The Wall Street Journal has released their analysis of homicide data, complied since 1985, for the 35 largest cities in the nation. In the past two years, there are four cities – Chicago, Baltimore, Milwaukee and Memphis – that have approached or exceeded records set a quarter-century ago when gang wars and crack sales plagued urban areas.

Homicide rates in these cities have risen to levels not seen since the 1990s, despite the fact that on a national level, crime rates are at near historic lows.

Of the country’s 35 largest cities, 27 of them saw homicide rates rise per capita since 2014, but even these rates are relatively low compared to rates in the 1990s. Still, the country’s two biggest cities, New York and Los Angeles, are seeing long-term drops in their murder rate.

But in Chicago, another of the biggest cities, there are 27.8 homicides for every 100,000 residents. As of Friday, shootings were at 330, compared to 324 over the same period last year. In week’s time, three Chicago children were the victims of gun violence.

Violence in Chicago appears to be localized to five neighborhoods with just 9% of the population accounting for one-third of the city’s homicides in 2016. The murders are concentrated in poorer neighborhoods, while wealthier downtown areas are prospering. President Trump commented at a news conference last week that parts of Chicago are “worse than almost any of the places in the Middle East that we talk about,” but did not provide supporting data for that comparison.

Memphis had the distinction of reaching its highest rate last year, with 32 murders per 100,000 residents.

In Baltimore, 47 people have already been killed since the beginning of the year, putting it on track for the highest rate since at least 1970.

Police chiefs in these historic cities attribute the crime surge to a variety of factors, including gang violence, poverty, strained community relations and lax prosecution of gun laws.

Still, poverty rates are not a consistent predictor of higher crime rates. The four cities with rising crime share elevated rates of poverty and unemployment have levels similar to those in Philadelphia, where the violent crime rate is at its lowest in three decades.

The political battle over the numbers of officers doesn’t always correlate with the homicide rate. In Baltimore, for example, there are more officers per 10,000 residents than New York, and Milwaukee and Memphis are among the 10 cities that have the most officers per population.

One criminologist from the University of Missiouri-St.Louis, Richard Rosenfeld, notes that part of the issue could be “the withdrawal of some local communities [from cooperating with police] and police disengagement.” Historically, the murder surge in Baltimore, Chicago and Milwaukee followed highly publicized police killings of black men. In Baltimore in particular following the death of Freddie Gray from injuries he sustained while in custody, overall arrests plummeted 45%, while homicides rose 78%, and shootings more than doubled.

The Milwaukee police chief, Edward Flynn, suggests that these police-involved shootings have made officers wary of becoming the next viral video, and eroded relations in the most violent neighborhoods.
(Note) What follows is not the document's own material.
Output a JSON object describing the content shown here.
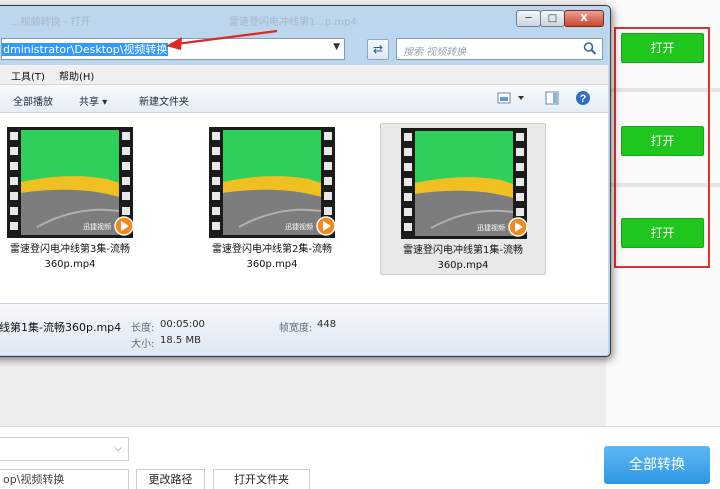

When officers “feel like they are being treated as the enemy, it affects their motivation.”